Component data from apps and pages
⟨
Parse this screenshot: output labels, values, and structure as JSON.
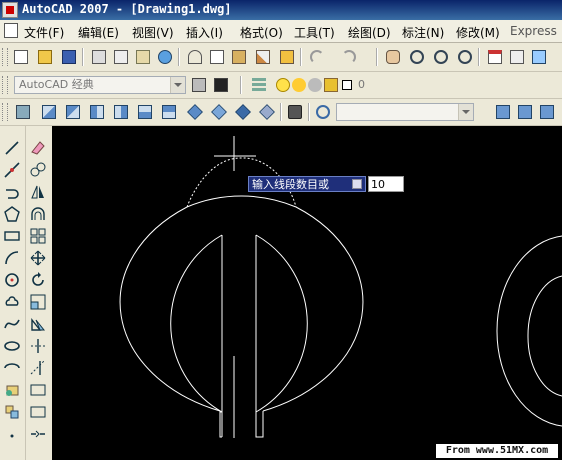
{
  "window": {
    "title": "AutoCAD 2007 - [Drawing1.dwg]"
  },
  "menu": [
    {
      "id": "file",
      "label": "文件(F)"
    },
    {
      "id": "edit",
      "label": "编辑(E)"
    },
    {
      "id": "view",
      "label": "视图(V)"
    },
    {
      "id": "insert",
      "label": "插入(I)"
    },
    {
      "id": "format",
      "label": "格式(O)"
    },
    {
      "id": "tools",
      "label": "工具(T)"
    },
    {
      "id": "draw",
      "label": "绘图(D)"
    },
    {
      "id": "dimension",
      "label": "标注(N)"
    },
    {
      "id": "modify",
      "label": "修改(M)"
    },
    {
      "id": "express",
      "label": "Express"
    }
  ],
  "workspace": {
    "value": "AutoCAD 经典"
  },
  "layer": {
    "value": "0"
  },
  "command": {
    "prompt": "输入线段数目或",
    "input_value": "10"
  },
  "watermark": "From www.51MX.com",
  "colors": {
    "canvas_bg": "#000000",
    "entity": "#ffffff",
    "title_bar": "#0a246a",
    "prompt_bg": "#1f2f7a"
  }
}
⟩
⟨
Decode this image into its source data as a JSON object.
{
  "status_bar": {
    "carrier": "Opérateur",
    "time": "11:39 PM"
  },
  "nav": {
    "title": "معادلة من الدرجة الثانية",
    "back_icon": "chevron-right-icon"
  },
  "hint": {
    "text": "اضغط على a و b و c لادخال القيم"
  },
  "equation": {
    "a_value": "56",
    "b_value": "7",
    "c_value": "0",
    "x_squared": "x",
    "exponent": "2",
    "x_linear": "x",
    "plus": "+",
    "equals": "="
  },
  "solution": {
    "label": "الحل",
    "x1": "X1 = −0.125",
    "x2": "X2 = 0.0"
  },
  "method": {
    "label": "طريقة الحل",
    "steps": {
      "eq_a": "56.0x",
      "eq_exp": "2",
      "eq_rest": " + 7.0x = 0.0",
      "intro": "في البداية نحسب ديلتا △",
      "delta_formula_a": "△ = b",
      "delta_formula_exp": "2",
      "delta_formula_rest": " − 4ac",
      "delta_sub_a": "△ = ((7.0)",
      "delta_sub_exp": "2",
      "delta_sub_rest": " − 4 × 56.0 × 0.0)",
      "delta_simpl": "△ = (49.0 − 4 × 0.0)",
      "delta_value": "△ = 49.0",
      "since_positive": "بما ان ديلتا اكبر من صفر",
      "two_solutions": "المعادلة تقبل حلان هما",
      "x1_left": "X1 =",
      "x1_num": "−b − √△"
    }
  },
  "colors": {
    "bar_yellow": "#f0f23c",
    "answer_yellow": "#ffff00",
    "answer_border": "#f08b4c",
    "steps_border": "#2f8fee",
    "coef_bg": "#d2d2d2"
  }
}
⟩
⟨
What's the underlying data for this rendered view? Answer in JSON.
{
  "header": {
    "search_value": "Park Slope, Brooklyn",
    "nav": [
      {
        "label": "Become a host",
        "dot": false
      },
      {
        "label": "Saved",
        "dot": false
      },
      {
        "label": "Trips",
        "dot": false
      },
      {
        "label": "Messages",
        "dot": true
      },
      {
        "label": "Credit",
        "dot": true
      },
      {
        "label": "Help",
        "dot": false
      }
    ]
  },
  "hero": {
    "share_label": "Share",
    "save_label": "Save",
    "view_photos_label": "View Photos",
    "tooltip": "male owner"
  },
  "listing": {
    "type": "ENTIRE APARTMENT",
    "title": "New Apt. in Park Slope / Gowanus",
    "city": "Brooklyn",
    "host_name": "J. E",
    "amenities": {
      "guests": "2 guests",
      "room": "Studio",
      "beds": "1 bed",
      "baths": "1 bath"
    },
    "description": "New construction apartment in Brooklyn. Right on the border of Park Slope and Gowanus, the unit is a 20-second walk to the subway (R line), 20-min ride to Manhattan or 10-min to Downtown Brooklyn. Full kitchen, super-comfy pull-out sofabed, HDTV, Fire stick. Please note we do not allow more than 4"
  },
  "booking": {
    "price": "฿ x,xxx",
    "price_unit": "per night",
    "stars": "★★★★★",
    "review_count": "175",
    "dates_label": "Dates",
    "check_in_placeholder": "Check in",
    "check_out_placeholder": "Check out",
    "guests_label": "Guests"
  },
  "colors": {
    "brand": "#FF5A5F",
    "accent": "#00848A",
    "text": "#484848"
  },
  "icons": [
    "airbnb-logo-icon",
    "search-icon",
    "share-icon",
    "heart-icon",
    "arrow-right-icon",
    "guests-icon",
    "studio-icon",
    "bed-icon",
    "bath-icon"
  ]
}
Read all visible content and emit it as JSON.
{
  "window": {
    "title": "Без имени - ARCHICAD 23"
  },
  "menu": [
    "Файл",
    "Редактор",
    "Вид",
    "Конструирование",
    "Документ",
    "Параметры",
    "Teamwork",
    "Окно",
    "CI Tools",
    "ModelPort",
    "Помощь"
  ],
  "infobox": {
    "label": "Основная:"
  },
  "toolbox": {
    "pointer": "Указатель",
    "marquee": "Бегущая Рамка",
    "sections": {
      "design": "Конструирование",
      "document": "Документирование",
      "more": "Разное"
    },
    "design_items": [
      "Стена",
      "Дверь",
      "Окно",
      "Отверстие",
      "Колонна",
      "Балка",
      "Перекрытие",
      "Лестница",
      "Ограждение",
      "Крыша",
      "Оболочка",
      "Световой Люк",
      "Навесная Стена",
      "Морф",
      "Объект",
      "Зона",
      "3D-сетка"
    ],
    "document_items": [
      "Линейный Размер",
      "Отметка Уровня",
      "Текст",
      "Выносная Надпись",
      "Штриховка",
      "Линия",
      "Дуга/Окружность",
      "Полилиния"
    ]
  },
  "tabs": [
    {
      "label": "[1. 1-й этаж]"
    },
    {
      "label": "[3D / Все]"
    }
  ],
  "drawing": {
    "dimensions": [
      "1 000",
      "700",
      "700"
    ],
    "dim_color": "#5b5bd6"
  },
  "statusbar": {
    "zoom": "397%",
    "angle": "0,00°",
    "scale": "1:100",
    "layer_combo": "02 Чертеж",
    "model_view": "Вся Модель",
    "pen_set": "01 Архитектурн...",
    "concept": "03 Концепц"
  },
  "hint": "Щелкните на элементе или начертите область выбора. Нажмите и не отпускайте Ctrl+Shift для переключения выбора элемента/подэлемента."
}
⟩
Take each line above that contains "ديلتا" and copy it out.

      "intro": "في البداية نحسب ديلتا △",
      "since_positive": "بما ان ديلتا اكبر من صفر",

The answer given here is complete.